To do:
Retype all of the data that follows, line for line.

Website and app data records:
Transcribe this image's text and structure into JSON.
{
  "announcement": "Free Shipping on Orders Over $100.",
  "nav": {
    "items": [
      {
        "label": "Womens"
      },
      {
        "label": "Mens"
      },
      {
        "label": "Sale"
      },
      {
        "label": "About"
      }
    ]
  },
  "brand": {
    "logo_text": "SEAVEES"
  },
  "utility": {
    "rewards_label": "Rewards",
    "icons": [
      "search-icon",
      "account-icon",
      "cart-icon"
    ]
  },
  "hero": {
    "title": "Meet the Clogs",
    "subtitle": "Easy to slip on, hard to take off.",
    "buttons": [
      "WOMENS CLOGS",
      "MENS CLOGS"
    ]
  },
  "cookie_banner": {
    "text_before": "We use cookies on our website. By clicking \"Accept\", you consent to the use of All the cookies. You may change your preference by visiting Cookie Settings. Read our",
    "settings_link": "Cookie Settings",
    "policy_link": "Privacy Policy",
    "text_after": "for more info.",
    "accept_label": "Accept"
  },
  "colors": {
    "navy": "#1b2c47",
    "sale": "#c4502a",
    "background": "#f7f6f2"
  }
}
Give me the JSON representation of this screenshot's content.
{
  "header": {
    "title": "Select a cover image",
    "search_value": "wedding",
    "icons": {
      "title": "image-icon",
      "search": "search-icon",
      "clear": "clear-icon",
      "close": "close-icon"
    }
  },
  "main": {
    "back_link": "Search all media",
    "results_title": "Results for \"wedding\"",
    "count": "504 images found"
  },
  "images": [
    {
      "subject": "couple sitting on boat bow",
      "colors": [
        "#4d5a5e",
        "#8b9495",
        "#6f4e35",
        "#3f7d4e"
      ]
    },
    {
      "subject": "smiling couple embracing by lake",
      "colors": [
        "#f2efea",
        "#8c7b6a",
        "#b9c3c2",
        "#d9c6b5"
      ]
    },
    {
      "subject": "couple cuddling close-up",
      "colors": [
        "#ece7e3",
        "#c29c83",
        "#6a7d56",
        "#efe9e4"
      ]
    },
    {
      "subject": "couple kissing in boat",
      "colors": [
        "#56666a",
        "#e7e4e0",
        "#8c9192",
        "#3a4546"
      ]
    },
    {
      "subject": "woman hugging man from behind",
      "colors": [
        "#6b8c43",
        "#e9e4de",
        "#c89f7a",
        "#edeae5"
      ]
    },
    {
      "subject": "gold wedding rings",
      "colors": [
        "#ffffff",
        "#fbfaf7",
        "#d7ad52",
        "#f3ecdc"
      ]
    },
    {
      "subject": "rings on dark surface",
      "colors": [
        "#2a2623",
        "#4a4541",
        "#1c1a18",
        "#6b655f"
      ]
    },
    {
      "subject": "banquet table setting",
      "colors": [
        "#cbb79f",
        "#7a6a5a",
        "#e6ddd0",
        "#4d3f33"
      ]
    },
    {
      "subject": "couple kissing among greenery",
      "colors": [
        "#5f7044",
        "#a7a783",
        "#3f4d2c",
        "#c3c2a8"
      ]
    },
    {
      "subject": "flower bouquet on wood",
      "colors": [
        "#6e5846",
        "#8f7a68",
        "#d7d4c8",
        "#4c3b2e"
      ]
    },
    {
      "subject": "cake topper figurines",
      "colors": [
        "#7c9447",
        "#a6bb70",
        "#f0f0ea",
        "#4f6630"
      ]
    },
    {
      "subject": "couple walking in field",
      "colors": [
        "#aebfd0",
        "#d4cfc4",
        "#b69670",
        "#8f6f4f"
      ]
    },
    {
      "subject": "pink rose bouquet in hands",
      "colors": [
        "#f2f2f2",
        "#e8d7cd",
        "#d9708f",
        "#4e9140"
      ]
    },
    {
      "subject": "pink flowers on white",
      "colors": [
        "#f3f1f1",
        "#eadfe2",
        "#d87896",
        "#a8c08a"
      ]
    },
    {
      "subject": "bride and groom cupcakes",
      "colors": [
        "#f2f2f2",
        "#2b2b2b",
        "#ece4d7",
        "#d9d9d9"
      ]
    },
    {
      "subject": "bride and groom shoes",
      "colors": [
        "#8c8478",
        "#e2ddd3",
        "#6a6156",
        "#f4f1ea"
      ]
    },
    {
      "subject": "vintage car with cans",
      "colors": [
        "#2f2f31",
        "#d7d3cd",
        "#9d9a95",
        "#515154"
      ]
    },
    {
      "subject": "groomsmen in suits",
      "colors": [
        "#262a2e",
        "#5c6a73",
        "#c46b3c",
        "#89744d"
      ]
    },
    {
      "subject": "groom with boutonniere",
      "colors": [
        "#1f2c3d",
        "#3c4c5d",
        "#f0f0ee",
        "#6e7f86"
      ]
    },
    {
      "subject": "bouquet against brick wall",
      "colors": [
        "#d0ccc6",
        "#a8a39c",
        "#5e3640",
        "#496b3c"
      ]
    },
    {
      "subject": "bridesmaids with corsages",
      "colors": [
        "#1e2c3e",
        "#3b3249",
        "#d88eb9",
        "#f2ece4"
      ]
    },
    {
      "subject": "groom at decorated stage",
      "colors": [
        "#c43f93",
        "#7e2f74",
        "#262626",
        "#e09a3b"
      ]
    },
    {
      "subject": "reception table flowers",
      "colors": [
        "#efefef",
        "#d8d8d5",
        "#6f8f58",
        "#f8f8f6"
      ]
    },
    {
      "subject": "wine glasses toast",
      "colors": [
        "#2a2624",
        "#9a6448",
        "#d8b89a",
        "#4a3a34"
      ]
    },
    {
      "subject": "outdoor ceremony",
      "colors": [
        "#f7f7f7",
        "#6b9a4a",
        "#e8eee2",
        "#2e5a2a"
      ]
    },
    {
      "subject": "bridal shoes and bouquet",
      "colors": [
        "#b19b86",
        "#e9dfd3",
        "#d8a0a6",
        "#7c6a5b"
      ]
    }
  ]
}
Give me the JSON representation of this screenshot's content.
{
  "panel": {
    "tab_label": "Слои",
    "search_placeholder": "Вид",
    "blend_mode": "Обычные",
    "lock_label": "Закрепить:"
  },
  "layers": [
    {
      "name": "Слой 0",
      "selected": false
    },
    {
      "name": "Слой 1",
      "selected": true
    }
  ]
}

Exercise response:
Transcribe this image's text and structure into JSON.
{
  "announcement": "Free Shipping on Orders Over $100.",
  "nav": {
    "items": [
      {
        "label": "Womens"
      },
      {
        "label": "Mens"
      },
      {
        "label": "Sale"
      },
      {
        "label": "About"
      }
    ]
  },
  "brand": {
    "logo_text": "SEAVEES"
  },
  "utility": {
    "rewards_label": "Rewards",
    "icons": [
      "search-icon",
      "account-icon",
      "cart-icon"
    ]
  },
  "hero": {
    "title": "Meet the Clogs",
    "subtitle": "Easy to slip on, hard to take off.",
    "buttons": [
      "WOMENS CLOGS",
      "MENS CLOGS"
    ]
  },
  "cookie_banner": {
    "text_before": "We use cookies on our website. By clicking \"Accept\", you consent to the use of All the cookies. You may change your preference by visiting Cookie Settings. Read our",
    "settings_link": "Cookie Settings",
    "policy_link": "Privacy Policy",
    "text_after": "for more info.",
    "accept_label": "Accept"
  },
  "colors": {
    "navy": "#1b2c47",
    "sale": "#c4502a",
    "background": "#f7f6f2"
  }
}
Give me the JSON representation of this screenshot's content.
{
  "header": {
    "title": "Select a cover image",
    "search_value": "wedding",
    "icons": {
      "title": "image-icon",
      "search": "search-icon",
      "clear": "clear-icon",
      "close": "close-icon"
    }
  },
  "main": {
    "back_link": "Search all media",
    "results_title": "Results for \"wedding\"",
    "count": "504 images found"
  },
  "images": [
    {
      "subject": "couple sitting on boat bow",
      "colors": [
        "#4d5a5e",
        "#8b9495",
        "#6f4e35",
        "#3f7d4e"
      ]
    },
    {
      "subject": "smiling couple embracing by lake",
      "colors": [
        "#f2efea",
        "#8c7b6a",
        "#b9c3c2",
        "#d9c6b5"
      ]
    },
    {
      "subject": "couple cuddling close-up",
      "colors": [
        "#ece7e3",
        "#c29c83",
        "#6a7d56",
        "#efe9e4"
      ]
    },
    {
      "subject": "couple kissing in boat",
      "colors": [
        "#56666a",
        "#e7e4e0",
        "#8c9192",
        "#3a4546"
      ]
    },
    {
      "subject": "woman hugging man from behind",
      "colors": [
        "#6b8c43",
        "#e9e4de",
        "#c89f7a",
        "#edeae5"
      ]
    },
    {
      "subject": "gold wedding rings",
      "colors": [
        "#ffffff",
        "#fbfaf7",
        "#d7ad52",
        "#f3ecdc"
      ]
    },
    {
      "subject": "rings on dark surface",
      "colors": [
        "#2a2623",
        "#4a4541",
        "#1c1a18",
        "#6b655f"
      ]
    },
    {
      "subject": "banquet table setting",
      "colors": [
        "#cbb79f",
        "#7a6a5a",
        "#e6ddd0",
        "#4d3f33"
      ]
    },
    {
      "subject": "couple kissing among greenery",
      "colors": [
        "#5f7044",
        "#a7a783",
        "#3f4d2c",
        "#c3c2a8"
      ]
    },
    {
      "subject": "flower bouquet on wood",
      "colors": [
        "#6e5846",
        "#8f7a68",
        "#d7d4c8",
        "#4c3b2e"
      ]
    },
    {
      "subject": "cake topper figurines",
      "colors": [
        "#7c9447",
        "#a6bb70",
        "#f0f0ea",
        "#4f6630"
      ]
    },
    {
      "subject": "couple walking in field",
      "colors": [
        "#aebfd0",
        "#d4cfc4",
        "#b69670",
        "#8f6f4f"
      ]
    },
    {
      "subject": "pink rose bouquet in hands",
      "colors": [
        "#f2f2f2",
        "#e8d7cd",
        "#d9708f",
        "#4e9140"
      ]
    },
    {
      "subject": "pink flowers on white",
      "colors": [
        "#f3f1f1",
        "#eadfe2",
        "#d87896",
        "#a8c08a"
      ]
    },
    {
      "subject": "bride and groom cupcakes",
      "colors": [
        "#f2f2f2",
        "#2b2b2b",
        "#ece4d7",
        "#d9d9d9"
      ]
    },
    {
      "subject": "bride and groom shoes",
      "colors": [
        "#8c8478",
        "#e2ddd3",
        "#6a6156",
        "#f4f1ea"
      ]
    },
    {
      "subject": "vintage car with cans",
      "colors": [
        "#2f2f31",
        "#d7d3cd",
        "#9d9a95",
        "#515154"
      ]
    },
    {
      "subject": "groomsmen in suits",
      "colors": [
        "#262a2e",
        "#5c6a73",
        "#c46b3c",
        "#89744d"
      ]
    },
    {
      "subject": "groom with boutonniere",
      "colors": [
        "#1f2c3d",
        "#3c4c5d",
        "#f0f0ee",
        "#6e7f86"
      ]
    },
    {
      "subject": "bouquet against brick wall",
      "colors": [
        "#d0ccc6",
        "#a8a39c",
        "#5e3640",
        "#496b3c"
      ]
    },
    {
      "subject": "bridesmaids with corsages",
      "colors": [
        "#1e2c3e",
        "#3b3249",
        "#d88eb9",
        "#f2ece4"
      ]
    },
    {
      "subject": "groom at decorated stage",
      "colors": [
        "#c43f93",
        "#7e2f74",
        "#262626",
        "#e09a3b"
      ]
    },
    {
      "subject": "reception table flowers",
      "colors": [
        "#efefef",
        "#d8d8d5",
        "#6f8f58",
        "#f8f8f6"
      ]
    },
    {
      "subject": "wine glasses toast",
      "colors": [
        "#2a2624",
        "#9a6448",
        "#d8b89a",
        "#4a3a34"
      ]
    },
    {
      "subject": "outdoor ceremony",
      "colors": [
        "#f7f7f7",
        "#6b9a4a",
        "#e8eee2",
        "#2e5a2a"
      ]
    },
    {
      "subject": "bridal shoes and bouquet",
      "colors": [
        "#b19b86",
        "#e9dfd3",
        "#d8a0a6",
        "#7c6a5b"
      ]
    }
  ]
}
Give me the JSON representation of this screenshot's content.
{
  "panel": {
    "tab_label": "Слои",
    "search_placeholder": "Вид",
    "blend_mode": "Обычные",
    "lock_label": "Закрепить:"
  },
  "layers": [
    {
      "name": "Слой 0",
      "selected": false
    },
    {
      "name": "Слой 1",
      "selected": true
    }
  ]
}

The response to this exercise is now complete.